Province approves Bill 229, including Schedule 6
Conservation Ontario says approval of budget bill, including Schedule 6, will limit ability of conservation authorities to protect life, property, environment
The Province of Ontario approved Bill 229, Ontario’s Budget Measures Act, including the controversial Schedule 6, on December 8, 2020. The government approved the legislation, without changes, despite recent prominent resignations over Schedule 6 and despite the opposition to the environmental changes by individuals and organizations across Ontario.

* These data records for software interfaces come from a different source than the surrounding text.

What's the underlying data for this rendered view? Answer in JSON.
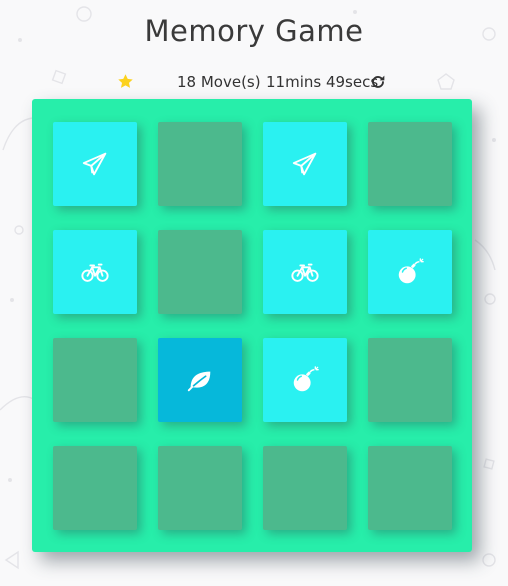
{
  "header": {
    "title": "Memory Game"
  },
  "score_panel": {
    "stars": 1,
    "moves": "18 Move(s)",
    "timer": "11mins 49secs",
    "restart_icon": "redo-icon"
  },
  "colors": {
    "deck": "#27eeaa",
    "card_closed": "#4cb98d",
    "card_matched": "#2af1f1",
    "card_open": "#06b8da",
    "star": "#fcd21e"
  },
  "deck": {
    "cards": [
      {
        "state": "match",
        "icon": "paper-plane"
      },
      {
        "state": "closed",
        "icon": ""
      },
      {
        "state": "match",
        "icon": "paper-plane"
      },
      {
        "state": "closed",
        "icon": ""
      },
      {
        "state": "match",
        "icon": "bicycle"
      },
      {
        "state": "closed",
        "icon": ""
      },
      {
        "state": "match",
        "icon": "bicycle"
      },
      {
        "state": "match",
        "icon": "bomb"
      },
      {
        "state": "closed",
        "icon": ""
      },
      {
        "state": "open",
        "icon": "leaf"
      },
      {
        "state": "match",
        "icon": "bomb"
      },
      {
        "state": "closed",
        "icon": ""
      },
      {
        "state": "closed",
        "icon": ""
      },
      {
        "state": "closed",
        "icon": ""
      },
      {
        "state": "closed",
        "icon": ""
      },
      {
        "state": "closed",
        "icon": ""
      }
    ]
  }
}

The new law includes Minister’s Zoning Orders (MZOs). Conservation Ontario says this will allow the Minister to force a conservation authority to issue a permit “ ... even if it goes against their provincially-delegated responsibility to protect people, infrastructure and the environment.” The new law also prevents conservation authorities from making appeals to the Local Planning Appeal Tribunal (LPAT). A number of other changes limit the work of conservation authorities.
Conservation Ontario is the agency which represents Ontario’s 36 conservation authorities. The General Manager of Conservation Ontario, Kim Gavine, said the Province could have passed a budget bill, about financial recovery from pandemic conditions, without adding negative impacts to the successful watershed management model in Ontario. The approval of the legislation will hurt “Ontario’s environment and our unique watershed approach,” according to Gavine. She said the changes in the law are likely to create delays and add costs to municipalities, applicants and conservation authorities.
Thousands of Ontarians, and many groups, had expressed their opposition to parts of Bill 229, asking for the environmental changes, in Schedule 6, to be removed from the proposed budget bill.
The Conservation Ontario General Manager thanked all the people and groups across Ontario who have shown their support for watershed management and conservation authorities. “It was really fantastic to see the wide range of people and agencies who understood the importance of what was happening,” she said. “They immediately picked up on both the short and long term impacts of these changes.” She thanked everyone who spoke up for conservation authorities and who counselled against Schedule 6 but Gavine said “it’s unfortunate that it wasn’t enough.” Conservation authorities will now have the challenge of adapting to a new law which limits their ability to protect people and property and water and soil and habitat in their watershed communities.
Conservation Ontario and local conservation authorities now have to direct their attention to the pending regulations that are to provide the details around the changes to the Conservation Authorities Act and Planning Act, according to Gavine. She said she hopes the development of the regulations will get “the attention, assessment and public input that they deserve.”
Ausable Bayfield Conservation Authority (ABCA) Chair Doug Cook said he also hopes the Province will listen closely to conservation authorities and the public as the government prepares the regulations.
ABCA has protected life, property, and watershed resources for 75 years and has worked, and continues to work, productively and cooperatively with all governments, according to Cook.
“We hope to work together, with the Government of the Province of Ontario, in developing the new regulations,” he said.